Two Umbra students presented their part of a local museum’s exhibit on Italian unification.
This year is the one hundred and fiftieth anniversary of the unification of Italy as a national state. History here, as everywhere, is always a battleground, and the anniversary of the unification is no exception as battles for the meaning of the Italian state—was it for the better or not—rage.
Last Friday one of the Umbra Institute’s community partners, the Palazzo Sorbello House Museum, had the grand opening of its exhibit Dal Risorgimento all’Unità d’Italia. Documents and Images from the collections of the Palazzo Sorbello dedicated to the questions of the unification movement, known in Italy as the Risorgimento, and its local ramifications: the liberation of Perugia from the dominion of the Pope.

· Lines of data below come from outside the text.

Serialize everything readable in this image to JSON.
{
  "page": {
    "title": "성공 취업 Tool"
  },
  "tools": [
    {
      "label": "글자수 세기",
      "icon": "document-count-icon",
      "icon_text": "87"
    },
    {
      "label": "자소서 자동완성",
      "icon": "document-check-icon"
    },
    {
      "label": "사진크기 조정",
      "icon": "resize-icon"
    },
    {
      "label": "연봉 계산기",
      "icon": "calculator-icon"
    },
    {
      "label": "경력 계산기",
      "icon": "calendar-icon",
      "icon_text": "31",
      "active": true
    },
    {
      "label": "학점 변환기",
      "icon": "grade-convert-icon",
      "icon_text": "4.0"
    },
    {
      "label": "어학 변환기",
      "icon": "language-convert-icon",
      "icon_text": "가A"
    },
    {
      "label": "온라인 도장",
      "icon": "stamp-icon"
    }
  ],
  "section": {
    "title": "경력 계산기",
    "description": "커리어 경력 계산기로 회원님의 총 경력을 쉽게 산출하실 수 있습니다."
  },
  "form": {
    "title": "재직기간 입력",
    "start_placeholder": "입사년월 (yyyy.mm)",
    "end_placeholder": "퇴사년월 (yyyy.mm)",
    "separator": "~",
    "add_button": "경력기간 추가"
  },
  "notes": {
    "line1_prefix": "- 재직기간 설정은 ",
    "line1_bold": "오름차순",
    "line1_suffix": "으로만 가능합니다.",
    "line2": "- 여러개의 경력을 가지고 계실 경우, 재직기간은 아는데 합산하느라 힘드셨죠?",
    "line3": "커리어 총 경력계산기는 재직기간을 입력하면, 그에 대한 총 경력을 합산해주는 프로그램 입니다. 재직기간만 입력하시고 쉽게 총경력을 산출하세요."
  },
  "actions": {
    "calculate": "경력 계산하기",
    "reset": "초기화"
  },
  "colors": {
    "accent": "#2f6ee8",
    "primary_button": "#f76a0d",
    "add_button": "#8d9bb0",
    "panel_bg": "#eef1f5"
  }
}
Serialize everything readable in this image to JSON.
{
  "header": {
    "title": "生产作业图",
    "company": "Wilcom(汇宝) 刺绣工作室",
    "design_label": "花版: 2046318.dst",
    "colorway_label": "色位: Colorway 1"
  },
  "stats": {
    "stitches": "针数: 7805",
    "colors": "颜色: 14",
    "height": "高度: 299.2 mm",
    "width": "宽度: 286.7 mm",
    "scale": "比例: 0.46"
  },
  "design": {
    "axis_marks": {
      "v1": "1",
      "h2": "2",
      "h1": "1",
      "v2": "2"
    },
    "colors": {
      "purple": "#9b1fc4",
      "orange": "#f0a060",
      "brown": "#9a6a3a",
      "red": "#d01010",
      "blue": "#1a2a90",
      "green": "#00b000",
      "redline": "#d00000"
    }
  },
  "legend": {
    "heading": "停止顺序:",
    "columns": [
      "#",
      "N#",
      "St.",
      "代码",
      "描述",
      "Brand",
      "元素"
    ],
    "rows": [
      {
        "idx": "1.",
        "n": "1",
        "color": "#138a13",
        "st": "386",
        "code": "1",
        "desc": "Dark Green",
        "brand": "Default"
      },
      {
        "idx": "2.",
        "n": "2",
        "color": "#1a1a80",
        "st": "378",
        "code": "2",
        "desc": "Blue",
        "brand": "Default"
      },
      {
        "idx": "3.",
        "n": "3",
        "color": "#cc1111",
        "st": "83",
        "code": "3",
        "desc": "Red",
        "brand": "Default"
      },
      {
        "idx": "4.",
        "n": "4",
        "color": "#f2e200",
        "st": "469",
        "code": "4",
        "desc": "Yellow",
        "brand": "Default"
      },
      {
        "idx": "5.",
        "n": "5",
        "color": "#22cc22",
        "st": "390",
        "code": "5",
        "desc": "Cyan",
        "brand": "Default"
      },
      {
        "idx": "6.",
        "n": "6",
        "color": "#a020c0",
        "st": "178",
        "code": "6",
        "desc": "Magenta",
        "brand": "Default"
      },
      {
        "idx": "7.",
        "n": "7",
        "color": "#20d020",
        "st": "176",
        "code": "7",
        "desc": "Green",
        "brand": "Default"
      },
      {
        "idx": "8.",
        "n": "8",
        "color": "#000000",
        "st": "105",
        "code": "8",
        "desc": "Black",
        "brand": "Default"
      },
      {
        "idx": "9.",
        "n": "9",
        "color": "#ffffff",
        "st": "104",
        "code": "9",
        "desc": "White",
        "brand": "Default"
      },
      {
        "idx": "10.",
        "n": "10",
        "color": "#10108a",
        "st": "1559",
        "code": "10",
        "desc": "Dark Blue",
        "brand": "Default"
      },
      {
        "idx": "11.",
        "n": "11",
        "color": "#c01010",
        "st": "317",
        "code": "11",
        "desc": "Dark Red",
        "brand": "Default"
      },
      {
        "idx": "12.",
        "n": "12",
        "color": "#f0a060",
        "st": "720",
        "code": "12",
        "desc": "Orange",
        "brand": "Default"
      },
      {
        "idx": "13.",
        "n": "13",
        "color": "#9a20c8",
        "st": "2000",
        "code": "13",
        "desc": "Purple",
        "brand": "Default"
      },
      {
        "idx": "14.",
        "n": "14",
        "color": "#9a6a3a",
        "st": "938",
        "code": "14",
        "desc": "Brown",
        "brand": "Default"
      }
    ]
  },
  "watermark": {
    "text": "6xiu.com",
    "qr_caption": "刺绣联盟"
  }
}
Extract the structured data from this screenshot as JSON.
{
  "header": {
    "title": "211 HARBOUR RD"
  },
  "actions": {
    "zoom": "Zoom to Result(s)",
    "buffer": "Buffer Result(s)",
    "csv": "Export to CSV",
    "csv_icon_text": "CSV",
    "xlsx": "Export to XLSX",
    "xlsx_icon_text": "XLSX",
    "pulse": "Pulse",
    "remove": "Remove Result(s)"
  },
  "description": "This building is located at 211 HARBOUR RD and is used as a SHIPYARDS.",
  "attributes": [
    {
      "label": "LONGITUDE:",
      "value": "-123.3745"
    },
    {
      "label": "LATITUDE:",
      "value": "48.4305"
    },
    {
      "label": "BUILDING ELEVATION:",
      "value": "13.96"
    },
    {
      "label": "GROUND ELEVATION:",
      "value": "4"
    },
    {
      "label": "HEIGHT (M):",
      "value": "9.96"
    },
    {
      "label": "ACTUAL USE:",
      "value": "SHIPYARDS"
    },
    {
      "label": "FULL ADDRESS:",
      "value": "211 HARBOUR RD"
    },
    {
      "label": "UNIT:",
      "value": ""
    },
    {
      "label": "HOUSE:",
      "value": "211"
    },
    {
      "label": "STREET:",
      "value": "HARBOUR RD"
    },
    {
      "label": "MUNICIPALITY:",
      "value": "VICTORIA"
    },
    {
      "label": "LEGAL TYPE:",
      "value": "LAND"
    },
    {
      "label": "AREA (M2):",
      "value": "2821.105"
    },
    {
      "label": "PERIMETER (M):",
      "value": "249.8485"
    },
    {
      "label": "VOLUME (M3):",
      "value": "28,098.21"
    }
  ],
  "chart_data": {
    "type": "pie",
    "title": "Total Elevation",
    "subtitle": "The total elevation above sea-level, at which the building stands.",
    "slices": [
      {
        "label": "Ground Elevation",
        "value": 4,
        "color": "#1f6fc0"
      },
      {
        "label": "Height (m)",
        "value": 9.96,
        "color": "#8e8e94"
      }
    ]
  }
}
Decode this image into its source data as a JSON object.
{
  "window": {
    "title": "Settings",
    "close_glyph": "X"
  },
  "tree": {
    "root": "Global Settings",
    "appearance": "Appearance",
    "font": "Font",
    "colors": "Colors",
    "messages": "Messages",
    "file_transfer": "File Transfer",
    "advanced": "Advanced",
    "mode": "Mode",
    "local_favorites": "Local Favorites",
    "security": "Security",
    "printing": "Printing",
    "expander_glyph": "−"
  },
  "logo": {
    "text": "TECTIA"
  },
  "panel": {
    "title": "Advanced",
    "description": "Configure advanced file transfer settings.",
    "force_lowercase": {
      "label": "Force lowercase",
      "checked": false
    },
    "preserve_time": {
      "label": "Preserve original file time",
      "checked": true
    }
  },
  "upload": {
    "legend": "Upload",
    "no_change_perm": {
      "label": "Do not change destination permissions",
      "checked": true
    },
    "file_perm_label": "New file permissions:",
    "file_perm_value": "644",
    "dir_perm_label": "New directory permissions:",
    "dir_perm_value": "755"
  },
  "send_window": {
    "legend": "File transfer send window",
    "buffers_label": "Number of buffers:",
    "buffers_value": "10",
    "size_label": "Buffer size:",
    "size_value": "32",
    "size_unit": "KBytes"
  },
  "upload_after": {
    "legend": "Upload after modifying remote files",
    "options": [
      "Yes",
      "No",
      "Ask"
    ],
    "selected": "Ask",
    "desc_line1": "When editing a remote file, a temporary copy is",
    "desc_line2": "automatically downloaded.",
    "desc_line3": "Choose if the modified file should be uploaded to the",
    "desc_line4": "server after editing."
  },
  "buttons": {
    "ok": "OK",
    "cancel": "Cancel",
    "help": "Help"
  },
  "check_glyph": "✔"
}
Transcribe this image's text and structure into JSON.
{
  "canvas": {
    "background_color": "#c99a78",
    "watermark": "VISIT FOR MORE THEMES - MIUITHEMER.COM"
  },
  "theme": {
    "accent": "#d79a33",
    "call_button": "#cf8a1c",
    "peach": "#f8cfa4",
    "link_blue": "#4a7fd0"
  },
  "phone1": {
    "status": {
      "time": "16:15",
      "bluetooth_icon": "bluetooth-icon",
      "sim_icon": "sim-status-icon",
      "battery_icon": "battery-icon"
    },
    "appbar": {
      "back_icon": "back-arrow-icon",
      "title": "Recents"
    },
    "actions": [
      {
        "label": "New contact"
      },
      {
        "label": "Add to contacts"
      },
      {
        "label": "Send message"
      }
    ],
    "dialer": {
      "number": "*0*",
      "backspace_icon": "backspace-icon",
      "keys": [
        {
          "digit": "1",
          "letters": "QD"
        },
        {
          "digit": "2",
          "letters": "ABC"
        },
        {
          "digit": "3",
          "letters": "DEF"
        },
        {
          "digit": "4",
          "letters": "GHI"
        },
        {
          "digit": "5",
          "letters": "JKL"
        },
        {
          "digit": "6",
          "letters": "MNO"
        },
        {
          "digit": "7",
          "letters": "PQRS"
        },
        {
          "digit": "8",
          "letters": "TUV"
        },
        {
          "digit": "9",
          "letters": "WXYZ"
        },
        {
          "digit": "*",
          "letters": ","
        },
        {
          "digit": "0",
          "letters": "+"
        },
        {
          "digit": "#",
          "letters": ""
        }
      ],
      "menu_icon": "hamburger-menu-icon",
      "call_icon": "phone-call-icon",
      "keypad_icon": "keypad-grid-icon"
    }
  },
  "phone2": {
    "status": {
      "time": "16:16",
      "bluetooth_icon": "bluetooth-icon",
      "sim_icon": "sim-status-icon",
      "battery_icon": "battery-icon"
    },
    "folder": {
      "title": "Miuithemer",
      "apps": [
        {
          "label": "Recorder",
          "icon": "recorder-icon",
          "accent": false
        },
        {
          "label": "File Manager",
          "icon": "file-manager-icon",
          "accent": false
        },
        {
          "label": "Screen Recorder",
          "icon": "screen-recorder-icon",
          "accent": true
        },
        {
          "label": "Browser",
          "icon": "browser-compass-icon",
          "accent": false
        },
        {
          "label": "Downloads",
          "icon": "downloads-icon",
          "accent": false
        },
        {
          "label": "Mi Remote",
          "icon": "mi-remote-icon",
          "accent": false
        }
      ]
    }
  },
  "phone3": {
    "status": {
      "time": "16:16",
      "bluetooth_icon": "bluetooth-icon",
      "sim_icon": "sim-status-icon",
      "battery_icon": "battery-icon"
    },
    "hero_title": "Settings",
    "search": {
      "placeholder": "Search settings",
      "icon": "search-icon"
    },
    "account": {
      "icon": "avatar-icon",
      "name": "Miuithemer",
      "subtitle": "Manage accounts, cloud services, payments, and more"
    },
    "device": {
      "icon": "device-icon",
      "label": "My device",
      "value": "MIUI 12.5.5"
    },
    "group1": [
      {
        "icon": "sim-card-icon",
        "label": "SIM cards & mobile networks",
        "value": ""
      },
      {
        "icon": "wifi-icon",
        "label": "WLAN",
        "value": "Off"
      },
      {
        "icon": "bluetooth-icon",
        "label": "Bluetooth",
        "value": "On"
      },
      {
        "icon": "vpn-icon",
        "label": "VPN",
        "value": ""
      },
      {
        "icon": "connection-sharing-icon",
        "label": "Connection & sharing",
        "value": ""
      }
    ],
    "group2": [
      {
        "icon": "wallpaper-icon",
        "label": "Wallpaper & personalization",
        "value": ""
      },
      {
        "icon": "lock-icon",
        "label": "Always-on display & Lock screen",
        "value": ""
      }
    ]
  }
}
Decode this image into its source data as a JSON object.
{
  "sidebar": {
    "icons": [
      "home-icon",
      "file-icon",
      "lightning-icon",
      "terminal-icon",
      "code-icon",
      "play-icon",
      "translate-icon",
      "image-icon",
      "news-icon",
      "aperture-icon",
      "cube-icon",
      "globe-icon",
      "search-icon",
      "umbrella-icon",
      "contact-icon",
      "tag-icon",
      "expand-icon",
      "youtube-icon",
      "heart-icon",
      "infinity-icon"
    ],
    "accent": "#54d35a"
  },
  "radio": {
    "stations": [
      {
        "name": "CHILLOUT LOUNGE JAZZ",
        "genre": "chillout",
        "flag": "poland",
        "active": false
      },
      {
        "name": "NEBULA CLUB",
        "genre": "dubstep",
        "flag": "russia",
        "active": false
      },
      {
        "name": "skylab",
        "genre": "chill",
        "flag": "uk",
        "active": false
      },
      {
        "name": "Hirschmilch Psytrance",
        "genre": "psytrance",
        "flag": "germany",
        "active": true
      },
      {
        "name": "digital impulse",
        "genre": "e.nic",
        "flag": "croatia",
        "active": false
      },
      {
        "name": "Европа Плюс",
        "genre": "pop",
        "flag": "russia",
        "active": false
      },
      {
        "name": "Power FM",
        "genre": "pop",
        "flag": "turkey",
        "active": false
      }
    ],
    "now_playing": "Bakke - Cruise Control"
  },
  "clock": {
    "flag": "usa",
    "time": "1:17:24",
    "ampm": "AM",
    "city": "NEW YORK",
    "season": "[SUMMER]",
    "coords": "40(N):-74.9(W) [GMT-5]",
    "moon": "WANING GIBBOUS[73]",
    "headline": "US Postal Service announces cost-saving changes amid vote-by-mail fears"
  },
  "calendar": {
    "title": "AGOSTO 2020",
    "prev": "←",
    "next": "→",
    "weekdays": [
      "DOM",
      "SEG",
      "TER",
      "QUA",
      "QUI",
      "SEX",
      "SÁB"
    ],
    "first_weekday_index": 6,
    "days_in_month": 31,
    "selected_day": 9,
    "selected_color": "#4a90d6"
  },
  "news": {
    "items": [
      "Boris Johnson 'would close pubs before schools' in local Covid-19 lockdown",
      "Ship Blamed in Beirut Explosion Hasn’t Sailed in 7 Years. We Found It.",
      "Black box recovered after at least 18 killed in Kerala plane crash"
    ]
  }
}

Two Umbra students, Alex Hanken and Elise Fitzgerald, were present and took part in the ceremony. The two students had, with professor Antonella Valoroso, curated a section of the exhibit, contributing both background research on the American involvement in the Risorgimento and a thorough archival search which resulted in an unregistered find, a copy of the Italian classic I promessi sposi (The Betrothed) signed by the translator. The Umbra-portion of the exhibit was completed as a service learning project in the Honors course “Constructing a National Identity. History, Culture, Art and Society in 19th Century Italy”.
In the photo: Alex Hanken, Prof. Antonella Valoroso, Elise Fitzgerald, and (in the back) Prof. Ruggero Ranieri.